Sunday, September 16, 2007

Can Even O.J. Be a Victim of a Police Rush to Judgment?
Earl Ofari Hutchinson

O.J. Simpson screamed loud and long that anyone who thinks he’s stupid enough to commit robbery in of all places Las Vegas has got to be nuts. The world’s best known accused and acquitted double murder defendant seems to have a point. His mug is known far and wide, and any and everything he does generally makes news. And when it doesn’t he makes sure that he turns up at a sports card signing, makes a reality show pitch, or takes a failed shot at a self-confessional book to grab some headlines and further stir the public’s hate Simpson juices.

So why did Simpson according to police feel that he needed to charge into a hotel room and snatch and grab some sports memorabilia from two collectors, at gunpoint no less? Why not call the police if the items as he claims are his and have them recover them? Simpson says the explanation is simple. The police won’t lift a finger to help him. That’s a clumsy, but tactful way of saying that he’s a marked man, and that police have had it in for him ever since he beat the double murder charge.
At first glance this seems to be the desperate rant of a guy who’s prone to lie, cheat, and as most think kill. But beyond his vehement protest that he’s innocent, Simpson also knows that playing the anti- police card might resonate if ever so slight with some. There’s no evidence at this stage of the case that Simpson was framed, or that Las Vegas police licked their chops at the thought of getting him back in a legal noose. He was at the hotel, the goods were taken, and a robbery complaint was filed.

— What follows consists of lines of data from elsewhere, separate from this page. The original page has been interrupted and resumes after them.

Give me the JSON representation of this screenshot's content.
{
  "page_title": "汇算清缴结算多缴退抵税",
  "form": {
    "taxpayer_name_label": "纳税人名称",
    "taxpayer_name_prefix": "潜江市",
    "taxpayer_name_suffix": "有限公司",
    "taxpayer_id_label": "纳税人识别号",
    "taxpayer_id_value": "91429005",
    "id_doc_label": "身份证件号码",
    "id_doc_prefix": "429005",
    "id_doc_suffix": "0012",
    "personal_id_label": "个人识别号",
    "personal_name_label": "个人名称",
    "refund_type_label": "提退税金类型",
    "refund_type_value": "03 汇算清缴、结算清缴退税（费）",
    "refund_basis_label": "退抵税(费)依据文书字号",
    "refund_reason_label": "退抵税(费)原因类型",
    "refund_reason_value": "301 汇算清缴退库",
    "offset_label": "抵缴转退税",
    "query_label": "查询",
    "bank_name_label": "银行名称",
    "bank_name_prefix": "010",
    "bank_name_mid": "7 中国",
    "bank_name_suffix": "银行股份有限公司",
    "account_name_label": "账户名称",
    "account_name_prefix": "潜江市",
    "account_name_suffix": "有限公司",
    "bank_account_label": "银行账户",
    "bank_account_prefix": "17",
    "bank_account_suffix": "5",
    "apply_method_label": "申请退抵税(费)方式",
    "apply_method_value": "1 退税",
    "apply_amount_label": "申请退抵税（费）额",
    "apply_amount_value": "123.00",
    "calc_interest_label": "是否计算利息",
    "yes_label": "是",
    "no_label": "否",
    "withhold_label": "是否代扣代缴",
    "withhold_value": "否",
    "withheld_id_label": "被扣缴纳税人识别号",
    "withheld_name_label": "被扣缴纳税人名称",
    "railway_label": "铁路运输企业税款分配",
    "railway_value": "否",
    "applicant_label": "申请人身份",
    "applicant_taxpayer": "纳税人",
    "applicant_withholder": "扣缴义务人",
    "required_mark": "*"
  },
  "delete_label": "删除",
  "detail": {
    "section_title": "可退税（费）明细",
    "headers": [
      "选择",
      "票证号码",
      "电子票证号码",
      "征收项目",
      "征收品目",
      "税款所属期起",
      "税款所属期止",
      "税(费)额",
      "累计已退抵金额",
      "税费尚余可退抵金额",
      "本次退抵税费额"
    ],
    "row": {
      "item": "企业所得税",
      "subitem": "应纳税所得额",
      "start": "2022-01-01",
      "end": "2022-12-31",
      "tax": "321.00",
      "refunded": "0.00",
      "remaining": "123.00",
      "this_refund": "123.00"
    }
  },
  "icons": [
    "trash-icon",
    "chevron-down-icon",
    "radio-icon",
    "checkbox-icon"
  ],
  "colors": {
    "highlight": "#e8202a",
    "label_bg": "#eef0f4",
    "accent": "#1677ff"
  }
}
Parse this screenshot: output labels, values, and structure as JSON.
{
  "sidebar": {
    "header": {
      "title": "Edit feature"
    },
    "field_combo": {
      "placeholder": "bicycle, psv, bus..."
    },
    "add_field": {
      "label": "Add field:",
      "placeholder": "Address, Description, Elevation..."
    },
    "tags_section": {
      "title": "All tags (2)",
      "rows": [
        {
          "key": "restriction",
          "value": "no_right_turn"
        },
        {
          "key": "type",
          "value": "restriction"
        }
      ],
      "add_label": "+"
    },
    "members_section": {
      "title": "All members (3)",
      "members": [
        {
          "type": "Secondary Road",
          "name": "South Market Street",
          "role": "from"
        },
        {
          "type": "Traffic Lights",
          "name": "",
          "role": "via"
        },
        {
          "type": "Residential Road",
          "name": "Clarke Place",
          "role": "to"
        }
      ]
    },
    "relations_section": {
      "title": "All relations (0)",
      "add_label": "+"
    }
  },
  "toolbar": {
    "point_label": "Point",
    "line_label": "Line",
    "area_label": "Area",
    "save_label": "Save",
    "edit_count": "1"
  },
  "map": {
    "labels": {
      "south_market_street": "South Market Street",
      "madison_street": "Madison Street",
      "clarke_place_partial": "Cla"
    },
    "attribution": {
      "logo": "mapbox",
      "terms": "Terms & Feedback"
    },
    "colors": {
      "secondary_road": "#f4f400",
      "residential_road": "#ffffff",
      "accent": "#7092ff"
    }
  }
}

From the day that he beat the double murder rap and walked out of a Los Angeles court a decade ago, he has gone wherever he pleased and done what he pleased. He’s at times been trailed by a pack of doting former fans, and celebrity gawkers. There is no evidence that police in any of these cities have routinely subjected him to a special get Simpson profile. Yet, Simpson’s ill gained notoriety and perverse celebrity virtually guarantee that the legal hammer will drop especially hard on him at the first whiff of criminal wrongdoing. There is little chance that given the savage public mood toward him and the two person truth squad of Fred Goldman and Denise Brown continually wagging the guilt finger at him that Simpson would get benefit of the doubt on any charges against him, and he, of all people, should know that.
Since the bloody and mangled bodies of Nicole Brown Simpson and Ron Goldman were found in the walkway of his Brentwood, California apartment a more than a decade ago, it seems that time has stood still with him. Tongues still furiously wag at the mention of the murders and at him. If a poll were taken today, a majority of the public will still rage that Simpson is a murderer who skipped away scot-free, and that the trial and his acquittal were a farce and a blatant travesty of justice. But there are also some who would contend that Simpson was victimized by a biased criminal justice system and the verdict to acquit was a just one.
Simpson didn't invent or originate this sometimes ugly divide in public opinion about celebrity guilt. It has always lurked just beneath the surface. But his case propelled it to the front of public debate and anger. The horde of Simpson media commentators, legal experts and politicians that branded the legal system corrupt and compromised also fueled public belief that justice is for sale. Simpson's acquittal seemed to confirm that the rich, famous and powerful have the deep pockets to hire a small army of high priced, high profile attorneys, expert witnesses, experts, and investigators that routinely mangle the legal system to stall, delay, and drag out their cases, and eventually allow their well-heeled clients to weasel out of punishment. Even when prosecutors manage to win convictions of or guilty pleas from celebrities, their money, fame, power, and legal twisting often guarantee that they will get a hand slap jail sentence, if that.
Whether the police did indeed as Simpson claims rush to judgment and grossly overcharged him, and he eventually stands trial, the chatter from most will be that a killer is finally getting at least some of his due. Others will say that even Simpson can be a victim of a vindictive and unforgiving criminal justice system. The truth as always may lie somewhere between the two views. In any case, Simpson will do his best to make sure that a public that believes that everything he says is a lie believes that even he can be falsely accused. A second non-trial of the century, anyone?

Earl Ofari Hutchinson is an author and political analyst. His new book The Latino Challenge to Black America: Towards a Conversation between African-Americans and Hispanics (Middle Passage Press and Hispanic Economics New York) in English and Spanish will be out in October.